He turned 50 on March 31, making him eligible for retirement benefits, including up to 90 percent of his salary, Costa Mesa City Manager Allan Roeder said.
Hensley didn’t say why he was retiring effective June 30 and couldn’t be reached to comment.
Roeder wouldn’t elaborate but said multiple factors led to Hensley’s decision.
“One thing I can tell you is that it wasn’t over the immigration issue,” Roeder said.
Hensley returned to work March 27 after a week-and-a-half leave. Two days later, he told his officers that he would stay for the next five or six years.
The city will conduct a statewide search for a replacement, Roeder said.
Lt. Loren Wyrick, a 24-year department veteran, wished Hensley well.
“I think everybody who has worked as long as he has has the right to finish their careers with dignity and respect. He’s doing that on his own terms,” Wyrick said.
Mayor Allan Mansoor, who is urging the City Council to enact a policy that would allow police to check the immigration status of felony suspects, said the chief’s departure wasn’t linked to the proposal.

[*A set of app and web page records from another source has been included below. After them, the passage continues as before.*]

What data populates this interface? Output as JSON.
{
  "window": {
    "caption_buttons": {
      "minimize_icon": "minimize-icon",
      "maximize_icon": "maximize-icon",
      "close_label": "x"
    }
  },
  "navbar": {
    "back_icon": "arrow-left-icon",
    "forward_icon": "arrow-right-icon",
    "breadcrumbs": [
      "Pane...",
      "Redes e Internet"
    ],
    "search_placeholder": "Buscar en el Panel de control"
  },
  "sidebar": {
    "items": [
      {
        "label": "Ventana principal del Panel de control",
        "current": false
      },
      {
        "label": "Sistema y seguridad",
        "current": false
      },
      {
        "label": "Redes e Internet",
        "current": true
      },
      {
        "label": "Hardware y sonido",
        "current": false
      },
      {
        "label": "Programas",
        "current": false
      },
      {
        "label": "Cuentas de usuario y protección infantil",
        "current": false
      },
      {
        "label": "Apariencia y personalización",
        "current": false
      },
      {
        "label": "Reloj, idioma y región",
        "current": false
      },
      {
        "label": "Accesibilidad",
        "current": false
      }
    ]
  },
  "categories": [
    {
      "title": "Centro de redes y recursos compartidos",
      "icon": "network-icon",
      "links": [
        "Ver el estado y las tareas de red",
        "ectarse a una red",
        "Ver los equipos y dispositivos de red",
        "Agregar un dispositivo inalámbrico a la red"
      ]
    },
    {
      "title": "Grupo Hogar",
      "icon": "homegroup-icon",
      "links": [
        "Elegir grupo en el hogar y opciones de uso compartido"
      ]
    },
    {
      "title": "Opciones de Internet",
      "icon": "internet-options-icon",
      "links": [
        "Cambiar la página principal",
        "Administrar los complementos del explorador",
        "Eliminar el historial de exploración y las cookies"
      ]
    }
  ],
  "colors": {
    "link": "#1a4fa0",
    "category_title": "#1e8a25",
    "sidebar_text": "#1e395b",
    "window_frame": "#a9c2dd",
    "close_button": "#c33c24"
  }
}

“He has served the city well and I greatly respect his dedication in addressing the issues the council asked him to focus on,” Mansoor said.
It’s unclear whether the resignation will delay the proposal.
“Time will tell. Certainly not having a chief in place will have an impact on any city business related to law enforcement,” Councilwoman Katrina Foley said.
Hensley was successful in community policing and forging ties with and earning the trust of community members, Foley said.
One opponent of illegal immigration applauded Hensley’s decision and said he was not supportive enough of Mansoor’s proposal.
“Frankly, unless he has the courage to stand up and live up to his oath of office … to enforce the laws, I think it’s wonderful,” advocate Barbara Coe said. “We’re better off without him as chief of police. … If you can’t stand the heat, get out of the kitchen.”
Guadalupe Gómez, a member of the Zacatecano Civic Front, which opposes the plan, was disheartened by Hensley’s departure.
He said he fears that the next police chief may not be favorable to illegal immigrants.
“I think it’s a loss for people who believe that police should protect the people of Costa Mesa. Using police officers as immigration officials, I think that’s sending the wrong message to the community,” Gómez said.